**EXTRACTED DATA**.
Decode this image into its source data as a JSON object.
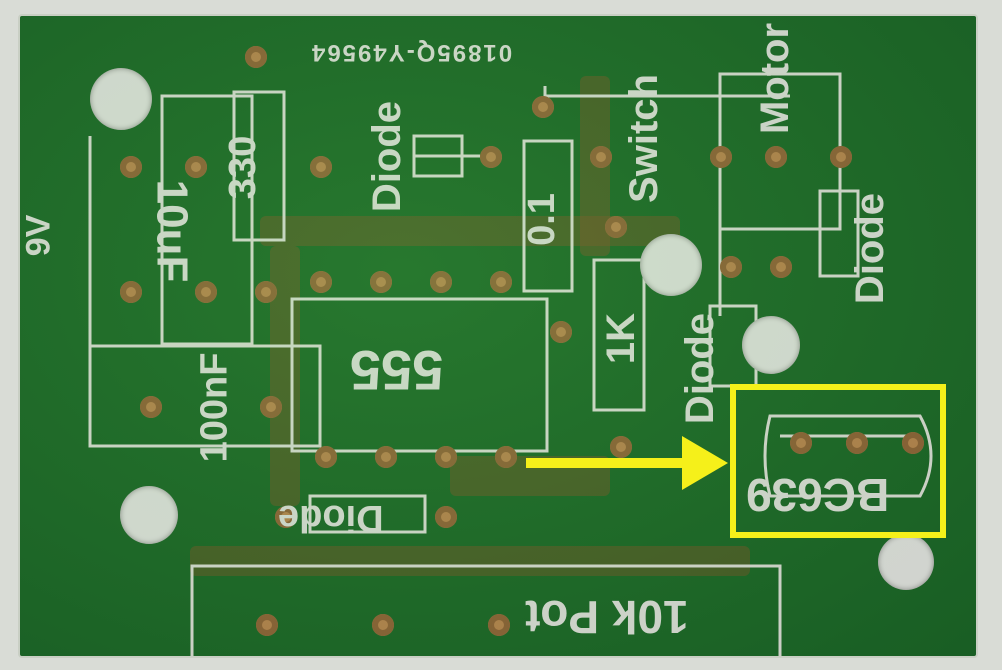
{
  "board": {
    "serial": "01895Q-Y49564",
    "labels": {
      "nine_volt": "9V",
      "resistor_330": "330",
      "cap_10uf": "10uF",
      "diode_top": "Diode",
      "switch": "Switch",
      "motor": "Motor",
      "diode_right": "Diode",
      "cap_100nf": "100nF",
      "ic_555": "555",
      "resistor_1k": "1K",
      "diode_mid": "Diode",
      "transistor": "BC639",
      "diode_bottom": "Diode",
      "pot": "10k Pot",
      "resistor_01": "0.1"
    }
  },
  "annotation": {
    "highlight_color": "#f5f01a",
    "target": "transistor"
  }
}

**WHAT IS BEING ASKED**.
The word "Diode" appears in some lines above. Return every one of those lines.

**EXPECTED OUTPUT**.
      "diode_top": "Diode",
      "diode_right": "Diode",
      "diode_mid": "Diode",
      "diode_bottom": "Diode",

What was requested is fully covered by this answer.